TASK ITEM
The answer must consist of every record, printed exactly as it stands.

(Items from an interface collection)
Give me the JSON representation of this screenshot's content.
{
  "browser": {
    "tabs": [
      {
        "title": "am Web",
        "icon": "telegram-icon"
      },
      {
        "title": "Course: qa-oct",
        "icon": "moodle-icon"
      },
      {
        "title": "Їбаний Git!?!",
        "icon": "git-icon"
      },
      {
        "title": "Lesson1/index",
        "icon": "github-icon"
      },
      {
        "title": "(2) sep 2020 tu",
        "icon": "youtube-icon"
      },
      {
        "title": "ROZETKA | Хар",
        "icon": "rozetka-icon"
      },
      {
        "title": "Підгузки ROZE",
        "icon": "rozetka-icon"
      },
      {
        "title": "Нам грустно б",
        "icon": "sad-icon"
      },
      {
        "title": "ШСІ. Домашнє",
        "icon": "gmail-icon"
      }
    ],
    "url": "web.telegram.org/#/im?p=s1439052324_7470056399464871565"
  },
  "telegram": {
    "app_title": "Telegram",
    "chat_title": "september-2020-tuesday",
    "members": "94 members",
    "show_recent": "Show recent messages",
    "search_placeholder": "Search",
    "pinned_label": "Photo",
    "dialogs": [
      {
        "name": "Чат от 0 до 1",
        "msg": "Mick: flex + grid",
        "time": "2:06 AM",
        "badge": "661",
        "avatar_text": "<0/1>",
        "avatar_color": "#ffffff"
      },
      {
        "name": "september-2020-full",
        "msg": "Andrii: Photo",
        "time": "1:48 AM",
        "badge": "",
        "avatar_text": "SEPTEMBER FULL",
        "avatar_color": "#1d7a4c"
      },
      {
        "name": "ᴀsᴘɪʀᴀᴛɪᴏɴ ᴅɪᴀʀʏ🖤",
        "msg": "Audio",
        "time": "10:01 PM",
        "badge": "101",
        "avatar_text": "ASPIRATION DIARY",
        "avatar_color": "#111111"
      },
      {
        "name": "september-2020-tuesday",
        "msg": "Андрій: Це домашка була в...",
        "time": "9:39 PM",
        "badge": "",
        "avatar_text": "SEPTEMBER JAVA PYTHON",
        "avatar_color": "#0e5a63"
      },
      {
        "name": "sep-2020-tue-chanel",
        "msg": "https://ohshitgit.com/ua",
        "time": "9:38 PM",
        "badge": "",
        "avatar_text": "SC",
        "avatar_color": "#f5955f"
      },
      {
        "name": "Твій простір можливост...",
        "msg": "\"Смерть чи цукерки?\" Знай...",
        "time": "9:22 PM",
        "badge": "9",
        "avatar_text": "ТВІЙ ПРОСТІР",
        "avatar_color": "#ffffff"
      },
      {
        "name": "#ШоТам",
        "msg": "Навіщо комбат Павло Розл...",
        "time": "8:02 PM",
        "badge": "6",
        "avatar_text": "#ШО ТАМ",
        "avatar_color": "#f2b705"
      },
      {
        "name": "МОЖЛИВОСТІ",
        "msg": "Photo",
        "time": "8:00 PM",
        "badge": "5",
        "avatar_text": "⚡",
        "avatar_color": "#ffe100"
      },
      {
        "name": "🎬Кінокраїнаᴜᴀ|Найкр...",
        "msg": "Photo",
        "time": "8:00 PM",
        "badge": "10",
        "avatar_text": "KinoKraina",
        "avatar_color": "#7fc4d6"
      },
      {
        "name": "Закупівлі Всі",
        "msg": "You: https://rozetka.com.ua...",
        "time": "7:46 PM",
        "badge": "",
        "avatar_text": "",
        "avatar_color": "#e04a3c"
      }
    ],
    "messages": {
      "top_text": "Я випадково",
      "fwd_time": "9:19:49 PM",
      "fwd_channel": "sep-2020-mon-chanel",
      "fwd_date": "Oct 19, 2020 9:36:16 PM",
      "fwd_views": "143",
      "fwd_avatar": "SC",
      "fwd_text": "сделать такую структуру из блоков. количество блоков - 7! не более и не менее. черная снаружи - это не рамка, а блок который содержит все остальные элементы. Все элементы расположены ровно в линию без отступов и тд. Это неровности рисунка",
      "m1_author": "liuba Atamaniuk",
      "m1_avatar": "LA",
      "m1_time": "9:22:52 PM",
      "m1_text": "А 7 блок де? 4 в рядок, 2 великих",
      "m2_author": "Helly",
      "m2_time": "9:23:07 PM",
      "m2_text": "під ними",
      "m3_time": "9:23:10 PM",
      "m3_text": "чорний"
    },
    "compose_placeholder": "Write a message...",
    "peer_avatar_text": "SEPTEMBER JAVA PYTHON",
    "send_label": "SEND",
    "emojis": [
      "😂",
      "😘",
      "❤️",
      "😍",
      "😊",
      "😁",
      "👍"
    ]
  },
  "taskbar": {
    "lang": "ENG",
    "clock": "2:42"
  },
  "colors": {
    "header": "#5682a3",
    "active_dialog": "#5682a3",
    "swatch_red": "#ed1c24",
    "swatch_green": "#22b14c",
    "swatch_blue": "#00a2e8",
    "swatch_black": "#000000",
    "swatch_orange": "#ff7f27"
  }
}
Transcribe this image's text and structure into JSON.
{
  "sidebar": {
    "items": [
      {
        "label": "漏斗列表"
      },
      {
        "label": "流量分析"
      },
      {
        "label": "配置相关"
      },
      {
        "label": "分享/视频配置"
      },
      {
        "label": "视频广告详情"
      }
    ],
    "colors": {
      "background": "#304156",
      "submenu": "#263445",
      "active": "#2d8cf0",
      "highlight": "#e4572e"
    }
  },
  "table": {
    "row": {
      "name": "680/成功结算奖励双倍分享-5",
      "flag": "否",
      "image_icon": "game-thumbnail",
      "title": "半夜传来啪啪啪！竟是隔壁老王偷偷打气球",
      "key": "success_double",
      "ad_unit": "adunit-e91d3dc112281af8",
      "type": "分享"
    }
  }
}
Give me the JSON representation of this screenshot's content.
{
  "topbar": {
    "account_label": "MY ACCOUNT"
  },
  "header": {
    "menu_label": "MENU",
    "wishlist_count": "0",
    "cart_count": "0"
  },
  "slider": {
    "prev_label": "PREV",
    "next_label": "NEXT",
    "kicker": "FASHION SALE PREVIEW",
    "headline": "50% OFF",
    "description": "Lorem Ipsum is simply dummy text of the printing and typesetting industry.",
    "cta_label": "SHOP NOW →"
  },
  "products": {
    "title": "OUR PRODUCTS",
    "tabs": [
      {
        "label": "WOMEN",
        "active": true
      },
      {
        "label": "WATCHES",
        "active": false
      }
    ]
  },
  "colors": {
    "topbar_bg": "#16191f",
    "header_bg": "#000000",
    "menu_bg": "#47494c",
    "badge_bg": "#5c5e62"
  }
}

ANSWER TO THIS PROBLEM
Give me the JSON representation of this screenshot's content.
{
  "browser": {
    "tabs": [
      {
        "title": "am Web",
        "icon": "telegram-icon"
      },
      {
        "title": "Course: qa-oct",
        "icon": "moodle-icon"
      },
      {
        "title": "Їбаний Git!?!",
        "icon": "git-icon"
      },
      {
        "title": "Lesson1/index",
        "icon": "github-icon"
      },
      {
        "title": "(2) sep 2020 tu",
        "icon": "youtube-icon"
      },
      {
        "title": "ROZETKA | Хар",
        "icon": "rozetka-icon"
      },
      {
        "title": "Підгузки ROZE",
        "icon": "rozetka-icon"
      },
      {
        "title": "Нам грустно б",
        "icon": "sad-icon"
      },
      {
        "title": "ШСІ. Домашнє",
        "icon": "gmail-icon"
      }
    ],
    "url": "web.telegram.org/#/im?p=s1439052324_7470056399464871565"
  },
  "telegram": {
    "app_title": "Telegram",
    "chat_title": "september-2020-tuesday",
    "members": "94 members",
    "show_recent": "Show recent messages",
    "search_placeholder": "Search",
    "pinned_label": "Photo",
    "dialogs": [
      {
        "name": "Чат от 0 до 1",
        "msg": "Mick: flex + grid",
        "time": "2:06 AM",
        "badge": "661",
        "avatar_text": "<0/1>",
        "avatar_color": "#ffffff"
      },
      {
        "name": "september-2020-full",
        "msg": "Andrii: Photo",
        "time": "1:48 AM",
        "badge": "",
        "avatar_text": "SEPTEMBER FULL",
        "avatar_color": "#1d7a4c"
      },
      {
        "name": "ᴀsᴘɪʀᴀᴛɪᴏɴ ᴅɪᴀʀʏ🖤",
        "msg": "Audio",
        "time": "10:01 PM",
        "badge": "101",
        "avatar_text": "ASPIRATION DIARY",
        "avatar_color": "#111111"
      },
      {
        "name": "september-2020-tuesday",
        "msg": "Андрій: Це домашка була в...",
        "time": "9:39 PM",
        "badge": "",
        "avatar_text": "SEPTEMBER JAVA PYTHON",
        "avatar_color": "#0e5a63"
      },
      {
        "name": "sep-2020-tue-chanel",
        "msg": "https://ohshitgit.com/ua",
        "time": "9:38 PM",
        "badge": "",
        "avatar_text": "SC",
        "avatar_color": "#f5955f"
      },
      {
        "name": "Твій простір можливост...",
        "msg": "\"Смерть чи цукерки?\" Знай...",
        "time": "9:22 PM",
        "badge": "9",
        "avatar_text": "ТВІЙ ПРОСТІР",
        "avatar_color": "#ffffff"
      },
      {
        "name": "#ШоТам",
        "msg": "Навіщо комбат Павло Розл...",
        "time": "8:02 PM",
        "badge": "6",
        "avatar_text": "#ШО ТАМ",
        "avatar_color": "#f2b705"
      },
      {
        "name": "МОЖЛИВОСТІ",
        "msg": "Photo",
        "time": "8:00 PM",
        "badge": "5",
        "avatar_text": "⚡",
        "avatar_color": "#ffe100"
      },
      {
        "name": "🎬Кінокраїнаᴜᴀ|Найкр...",
        "msg": "Photo",
        "time": "8:00 PM",
        "badge": "10",
        "avatar_text": "KinoKraina",
        "avatar_color": "#7fc4d6"
      },
      {
        "name": "Закупівлі Всі",
        "msg": "You: https://rozetka.com.ua...",
        "time": "7:46 PM",
        "badge": "",
        "avatar_text": "",
        "avatar_color": "#e04a3c"
      }
    ],
    "messages": {
      "top_text": "Я випадково",
      "fwd_time": "9:19:49 PM",
      "fwd_channel": "sep-2020-mon-chanel",
      "fwd_date": "Oct 19, 2020 9:36:16 PM",
      "fwd_views": "143",
      "fwd_avatar": "SC",
      "fwd_text": "сделать такую структуру из блоков. количество блоков - 7! не более и не менее. черная снаружи - это не рамка, а блок который содержит все остальные элементы. Все элементы расположены ровно в линию без отступов и тд. Это неровности рисунка",
      "m1_author": "liuba Atamaniuk",
      "m1_avatar": "LA",
      "m1_time": "9:22:52 PM",
      "m1_text": "А 7 блок де? 4 в рядок, 2 великих",
      "m2_author": "Helly",
      "m2_time": "9:23:07 PM",
      "m2_text": "під ними",
      "m3_time": "9:23:10 PM",
      "m3_text": "чорний"
    },
    "compose_placeholder": "Write a message...",
    "peer_avatar_text": "SEPTEMBER JAVA PYTHON",
    "send_label": "SEND",
    "emojis": [
      "😂",
      "😘",
      "❤️",
      "😍",
      "😊",
      "😁",
      "👍"
    ]
  },
  "taskbar": {
    "lang": "ENG",
    "clock": "2:42"
  },
  "colors": {
    "header": "#5682a3",
    "active_dialog": "#5682a3",
    "swatch_red": "#ed1c24",
    "swatch_green": "#22b14c",
    "swatch_blue": "#00a2e8",
    "swatch_black": "#000000",
    "swatch_orange": "#ff7f27"
  }
}
Transcribe this image's text and structure into JSON.
{
  "sidebar": {
    "items": [
      {
        "label": "漏斗列表"
      },
      {
        "label": "流量分析"
      },
      {
        "label": "配置相关"
      },
      {
        "label": "分享/视频配置"
      },
      {
        "label": "视频广告详情"
      }
    ],
    "colors": {
      "background": "#304156",
      "submenu": "#263445",
      "active": "#2d8cf0",
      "highlight": "#e4572e"
    }
  },
  "table": {
    "row": {
      "name": "680/成功结算奖励双倍分享-5",
      "flag": "否",
      "image_icon": "game-thumbnail",
      "title": "半夜传来啪啪啪！竟是隔壁老王偷偷打气球",
      "key": "success_double",
      "ad_unit": "adunit-e91d3dc112281af8",
      "type": "分享"
    }
  }
}
Give me the JSON representation of this screenshot's content.
{
  "topbar": {
    "account_label": "MY ACCOUNT"
  },
  "header": {
    "menu_label": "MENU",
    "wishlist_count": "0",
    "cart_count": "0"
  },
  "slider": {
    "prev_label": "PREV",
    "next_label": "NEXT",
    "kicker": "FASHION SALE PREVIEW",
    "headline": "50% OFF",
    "description": "Lorem Ipsum is simply dummy text of the printing and typesetting industry.",
    "cta_label": "SHOP NOW →"
  },
  "products": {
    "title": "OUR PRODUCTS",
    "tabs": [
      {
        "label": "WOMEN",
        "active": true
      },
      {
        "label": "WATCHES",
        "active": false
      }
    ]
  },
  "colors": {
    "topbar_bg": "#16191f",
    "header_bg": "#000000",
    "menu_bg": "#47494c",
    "badge_bg": "#5c5e62"
  }
}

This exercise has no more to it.